Not long before the release of NEXT, I had put the finishing touches on the base I was most proud of up to that point, an orange, multi-level base situated on a mild and picturesque desert planet in the Eissentam galaxy. It was, I think, the seventh base I had created since Foundation v1.1 introduced base building to the game. (Before NEXT, players could have only one base at a time, and they had to be situated at the one-room starter bases randomly speckling the surface of viable planets (which are now the base computers you may have stumbled upon, oddly just sitting in the middle of a field.)) Since I knew that this lovely base may end up at the bottom of an ocean ( [Narrator]: “It did…” ), I decided to make a brief video tour of the place, to remember it by.
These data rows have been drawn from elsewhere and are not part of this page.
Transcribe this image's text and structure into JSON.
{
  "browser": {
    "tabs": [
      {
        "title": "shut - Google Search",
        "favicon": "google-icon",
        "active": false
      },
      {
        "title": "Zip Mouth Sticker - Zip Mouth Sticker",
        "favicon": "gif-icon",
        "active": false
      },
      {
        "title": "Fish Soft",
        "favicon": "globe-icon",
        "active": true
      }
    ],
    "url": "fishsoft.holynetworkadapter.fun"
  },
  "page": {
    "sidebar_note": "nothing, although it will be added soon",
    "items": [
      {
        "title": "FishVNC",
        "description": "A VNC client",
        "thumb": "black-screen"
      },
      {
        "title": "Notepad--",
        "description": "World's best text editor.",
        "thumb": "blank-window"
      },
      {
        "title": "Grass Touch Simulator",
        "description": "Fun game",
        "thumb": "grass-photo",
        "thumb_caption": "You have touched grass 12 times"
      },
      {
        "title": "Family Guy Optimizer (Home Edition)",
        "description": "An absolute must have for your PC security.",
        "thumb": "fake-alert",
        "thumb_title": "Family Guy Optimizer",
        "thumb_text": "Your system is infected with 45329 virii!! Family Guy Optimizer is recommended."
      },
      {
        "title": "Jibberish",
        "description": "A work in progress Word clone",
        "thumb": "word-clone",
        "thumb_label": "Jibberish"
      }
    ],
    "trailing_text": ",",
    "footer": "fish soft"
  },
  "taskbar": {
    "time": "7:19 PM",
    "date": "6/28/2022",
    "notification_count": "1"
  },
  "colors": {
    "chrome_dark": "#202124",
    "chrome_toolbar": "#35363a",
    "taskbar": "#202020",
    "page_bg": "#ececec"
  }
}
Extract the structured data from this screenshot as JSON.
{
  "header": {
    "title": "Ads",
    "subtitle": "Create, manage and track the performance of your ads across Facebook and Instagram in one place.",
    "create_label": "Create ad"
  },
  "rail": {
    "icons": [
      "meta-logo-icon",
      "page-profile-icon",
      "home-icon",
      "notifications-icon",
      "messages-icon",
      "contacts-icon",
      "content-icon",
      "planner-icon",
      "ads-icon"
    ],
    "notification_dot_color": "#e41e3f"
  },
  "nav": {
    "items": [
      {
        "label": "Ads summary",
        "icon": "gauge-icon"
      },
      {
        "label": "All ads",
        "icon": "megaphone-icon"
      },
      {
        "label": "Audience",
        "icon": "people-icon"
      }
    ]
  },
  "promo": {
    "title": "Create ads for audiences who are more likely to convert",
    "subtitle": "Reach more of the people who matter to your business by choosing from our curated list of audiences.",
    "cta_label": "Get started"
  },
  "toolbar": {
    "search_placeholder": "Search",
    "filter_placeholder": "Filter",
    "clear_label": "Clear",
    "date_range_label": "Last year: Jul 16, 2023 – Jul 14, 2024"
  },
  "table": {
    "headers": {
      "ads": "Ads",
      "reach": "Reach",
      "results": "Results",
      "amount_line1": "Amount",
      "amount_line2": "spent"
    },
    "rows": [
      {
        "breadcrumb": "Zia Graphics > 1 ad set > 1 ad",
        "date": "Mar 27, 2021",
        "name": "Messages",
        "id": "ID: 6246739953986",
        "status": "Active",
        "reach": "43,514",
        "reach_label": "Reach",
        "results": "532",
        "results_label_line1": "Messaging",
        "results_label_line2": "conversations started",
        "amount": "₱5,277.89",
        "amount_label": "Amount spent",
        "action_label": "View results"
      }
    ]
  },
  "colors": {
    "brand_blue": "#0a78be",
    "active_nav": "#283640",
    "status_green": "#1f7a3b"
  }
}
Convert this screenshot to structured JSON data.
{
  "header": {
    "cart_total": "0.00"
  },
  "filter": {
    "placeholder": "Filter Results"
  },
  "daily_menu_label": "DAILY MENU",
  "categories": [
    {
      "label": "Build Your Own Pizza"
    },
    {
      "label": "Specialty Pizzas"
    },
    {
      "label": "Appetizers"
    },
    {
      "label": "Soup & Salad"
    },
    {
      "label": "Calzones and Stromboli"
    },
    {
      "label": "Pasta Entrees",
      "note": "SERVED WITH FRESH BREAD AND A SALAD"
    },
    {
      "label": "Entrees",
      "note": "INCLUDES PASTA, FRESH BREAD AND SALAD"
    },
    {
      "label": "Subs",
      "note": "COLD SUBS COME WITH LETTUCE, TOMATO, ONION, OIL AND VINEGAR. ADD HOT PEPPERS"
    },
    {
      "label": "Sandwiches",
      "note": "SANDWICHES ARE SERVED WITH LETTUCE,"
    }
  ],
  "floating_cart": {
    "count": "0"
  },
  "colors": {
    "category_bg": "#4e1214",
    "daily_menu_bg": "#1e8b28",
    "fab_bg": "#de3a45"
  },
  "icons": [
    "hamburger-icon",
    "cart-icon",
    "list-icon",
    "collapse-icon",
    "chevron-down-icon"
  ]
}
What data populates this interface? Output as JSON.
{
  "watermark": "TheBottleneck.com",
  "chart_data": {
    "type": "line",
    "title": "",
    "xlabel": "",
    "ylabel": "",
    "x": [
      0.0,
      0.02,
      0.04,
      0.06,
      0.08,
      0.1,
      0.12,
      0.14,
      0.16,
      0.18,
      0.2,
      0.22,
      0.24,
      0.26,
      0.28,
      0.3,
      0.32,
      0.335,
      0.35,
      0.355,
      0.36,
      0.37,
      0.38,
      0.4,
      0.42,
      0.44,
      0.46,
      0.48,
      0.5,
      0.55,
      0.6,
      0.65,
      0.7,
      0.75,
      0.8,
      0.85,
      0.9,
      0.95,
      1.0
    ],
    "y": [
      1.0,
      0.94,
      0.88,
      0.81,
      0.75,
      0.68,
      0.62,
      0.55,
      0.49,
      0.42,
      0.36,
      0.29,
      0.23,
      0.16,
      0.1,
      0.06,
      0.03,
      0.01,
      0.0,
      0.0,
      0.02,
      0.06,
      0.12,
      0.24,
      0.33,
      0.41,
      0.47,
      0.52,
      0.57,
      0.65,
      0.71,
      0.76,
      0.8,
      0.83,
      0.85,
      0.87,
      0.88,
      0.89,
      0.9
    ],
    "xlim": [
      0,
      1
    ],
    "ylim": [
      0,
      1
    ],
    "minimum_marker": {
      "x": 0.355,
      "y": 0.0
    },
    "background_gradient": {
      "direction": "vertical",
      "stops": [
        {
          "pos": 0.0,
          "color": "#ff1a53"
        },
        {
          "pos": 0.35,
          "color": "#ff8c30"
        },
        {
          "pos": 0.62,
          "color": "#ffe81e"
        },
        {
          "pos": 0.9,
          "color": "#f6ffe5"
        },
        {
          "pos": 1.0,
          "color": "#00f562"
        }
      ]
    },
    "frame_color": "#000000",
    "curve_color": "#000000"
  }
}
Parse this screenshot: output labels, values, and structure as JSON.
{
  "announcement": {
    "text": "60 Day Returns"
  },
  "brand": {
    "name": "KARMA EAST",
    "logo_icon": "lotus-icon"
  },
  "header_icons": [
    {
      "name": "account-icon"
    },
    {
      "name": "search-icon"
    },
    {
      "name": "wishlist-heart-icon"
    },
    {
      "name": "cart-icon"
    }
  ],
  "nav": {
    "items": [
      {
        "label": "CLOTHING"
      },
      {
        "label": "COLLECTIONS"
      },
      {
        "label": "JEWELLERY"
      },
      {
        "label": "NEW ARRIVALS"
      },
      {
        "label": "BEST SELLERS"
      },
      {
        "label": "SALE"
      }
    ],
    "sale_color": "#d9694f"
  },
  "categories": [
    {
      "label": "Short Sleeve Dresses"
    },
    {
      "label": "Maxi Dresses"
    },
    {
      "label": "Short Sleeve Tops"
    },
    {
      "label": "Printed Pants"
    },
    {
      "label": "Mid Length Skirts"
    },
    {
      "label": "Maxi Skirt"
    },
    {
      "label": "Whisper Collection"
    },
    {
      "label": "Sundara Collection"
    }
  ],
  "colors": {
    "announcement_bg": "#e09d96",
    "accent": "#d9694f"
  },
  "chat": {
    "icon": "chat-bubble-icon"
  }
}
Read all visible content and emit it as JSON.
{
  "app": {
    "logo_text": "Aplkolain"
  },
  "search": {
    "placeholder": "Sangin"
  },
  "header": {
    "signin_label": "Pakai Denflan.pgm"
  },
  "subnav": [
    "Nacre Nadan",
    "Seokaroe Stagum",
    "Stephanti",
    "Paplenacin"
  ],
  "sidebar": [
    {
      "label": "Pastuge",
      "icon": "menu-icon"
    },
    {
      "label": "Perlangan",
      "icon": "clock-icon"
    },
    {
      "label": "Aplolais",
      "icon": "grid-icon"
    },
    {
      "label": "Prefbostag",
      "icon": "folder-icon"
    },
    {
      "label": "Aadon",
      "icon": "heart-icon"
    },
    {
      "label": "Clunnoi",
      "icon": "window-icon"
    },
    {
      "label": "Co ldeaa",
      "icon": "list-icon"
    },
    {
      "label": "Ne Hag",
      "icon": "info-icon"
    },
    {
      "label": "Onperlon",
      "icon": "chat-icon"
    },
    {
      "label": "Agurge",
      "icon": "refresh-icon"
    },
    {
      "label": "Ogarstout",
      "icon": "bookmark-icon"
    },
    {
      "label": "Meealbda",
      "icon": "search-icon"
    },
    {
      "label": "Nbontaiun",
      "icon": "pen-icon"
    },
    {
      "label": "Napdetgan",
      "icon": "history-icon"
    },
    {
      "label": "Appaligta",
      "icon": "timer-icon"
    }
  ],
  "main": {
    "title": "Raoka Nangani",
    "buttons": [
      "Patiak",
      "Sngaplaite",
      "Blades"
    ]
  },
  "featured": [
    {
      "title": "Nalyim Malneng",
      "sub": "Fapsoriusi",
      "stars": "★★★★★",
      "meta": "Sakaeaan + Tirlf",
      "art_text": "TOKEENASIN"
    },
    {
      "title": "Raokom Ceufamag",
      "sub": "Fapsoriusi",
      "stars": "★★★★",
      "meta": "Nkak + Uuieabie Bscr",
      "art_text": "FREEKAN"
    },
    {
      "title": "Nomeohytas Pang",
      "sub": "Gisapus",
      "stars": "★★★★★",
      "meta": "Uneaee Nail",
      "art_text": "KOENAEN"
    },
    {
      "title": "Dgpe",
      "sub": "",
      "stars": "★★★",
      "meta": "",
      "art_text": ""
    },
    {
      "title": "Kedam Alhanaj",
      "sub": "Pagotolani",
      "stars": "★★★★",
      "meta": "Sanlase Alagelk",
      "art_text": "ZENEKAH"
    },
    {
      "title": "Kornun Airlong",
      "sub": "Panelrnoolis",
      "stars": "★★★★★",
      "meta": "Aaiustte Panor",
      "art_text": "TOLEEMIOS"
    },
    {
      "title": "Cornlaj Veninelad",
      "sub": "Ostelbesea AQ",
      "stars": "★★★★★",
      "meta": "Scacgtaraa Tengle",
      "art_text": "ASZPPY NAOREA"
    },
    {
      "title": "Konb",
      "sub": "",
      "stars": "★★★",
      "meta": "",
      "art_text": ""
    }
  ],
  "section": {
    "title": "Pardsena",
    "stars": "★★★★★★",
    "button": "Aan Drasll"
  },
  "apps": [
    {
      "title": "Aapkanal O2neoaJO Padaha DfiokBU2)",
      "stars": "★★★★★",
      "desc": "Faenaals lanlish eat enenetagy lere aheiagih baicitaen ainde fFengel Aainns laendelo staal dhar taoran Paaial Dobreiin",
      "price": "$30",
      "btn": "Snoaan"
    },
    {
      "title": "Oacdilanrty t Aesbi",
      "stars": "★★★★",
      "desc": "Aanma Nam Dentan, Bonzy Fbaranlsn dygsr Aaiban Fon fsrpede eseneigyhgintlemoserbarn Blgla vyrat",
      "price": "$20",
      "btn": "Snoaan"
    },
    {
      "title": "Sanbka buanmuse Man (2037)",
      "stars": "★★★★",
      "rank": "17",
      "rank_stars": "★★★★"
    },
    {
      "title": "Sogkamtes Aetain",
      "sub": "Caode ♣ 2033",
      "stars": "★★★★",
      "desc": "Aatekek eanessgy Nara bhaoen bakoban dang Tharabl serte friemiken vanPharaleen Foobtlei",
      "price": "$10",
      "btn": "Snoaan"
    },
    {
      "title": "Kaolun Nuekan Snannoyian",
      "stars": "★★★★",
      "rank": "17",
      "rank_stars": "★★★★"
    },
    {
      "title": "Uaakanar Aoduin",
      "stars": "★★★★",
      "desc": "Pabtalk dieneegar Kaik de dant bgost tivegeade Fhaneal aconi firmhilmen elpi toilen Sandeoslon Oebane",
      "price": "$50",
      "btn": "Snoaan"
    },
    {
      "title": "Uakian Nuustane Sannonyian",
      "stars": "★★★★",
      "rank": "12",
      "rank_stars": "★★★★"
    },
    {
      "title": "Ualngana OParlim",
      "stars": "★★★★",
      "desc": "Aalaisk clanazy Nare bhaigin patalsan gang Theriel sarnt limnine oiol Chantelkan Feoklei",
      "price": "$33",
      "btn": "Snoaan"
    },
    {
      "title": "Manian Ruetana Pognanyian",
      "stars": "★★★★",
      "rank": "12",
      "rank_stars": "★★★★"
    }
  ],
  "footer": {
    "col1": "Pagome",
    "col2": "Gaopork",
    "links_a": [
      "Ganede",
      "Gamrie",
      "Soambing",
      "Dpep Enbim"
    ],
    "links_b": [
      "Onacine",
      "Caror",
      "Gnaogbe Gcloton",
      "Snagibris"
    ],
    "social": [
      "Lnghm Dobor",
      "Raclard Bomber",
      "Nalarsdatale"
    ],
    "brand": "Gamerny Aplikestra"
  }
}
Incidentally, when NEXT landed, I restarted the game anew back in the Euclid galaxy, wanting to stay “closer to the action,” what with the multiplayer component having been notably extended. Just a few weeks ago, I dusted off this Eissentam save and have been playing in that galaxy primarily, working to upgrade everything with the new hardware and systems brought by NEXT, Beyond, and the other upgrades. After sitting dormant for a year and a half, I have relocated this base to a current planet (a base capability that came with NEXT) and am exploring outwards from there. Seeing this base reappear in the current game was quite a moment of nostalgia, I can tell you.
I hope you enjoy the little tour of my base in the last days of the Atlas Rises era.
A Quick and Dirty Tour of My Extreme Ice-World Base
Nearly six months ago I happened upon an extremely harsh winter world, unique in its near total lack of flora and fauna. It’s all ice and storms and wild ribbons of stone meandering across its frozen surface. It struck me to such a degree that I built a base and made it my home. It feels like a real survival outpost in a lonely corner of the galaxy.
I’ve decided to pick up and move to warmer climes on a mountainous, desert planet around 50,000 lightyears away, but before I do, I have taken a very quick and dirty video (camera pointed at the screen, I’m afraid) of the place to remember it by.
I’ve never really seen another world like this one.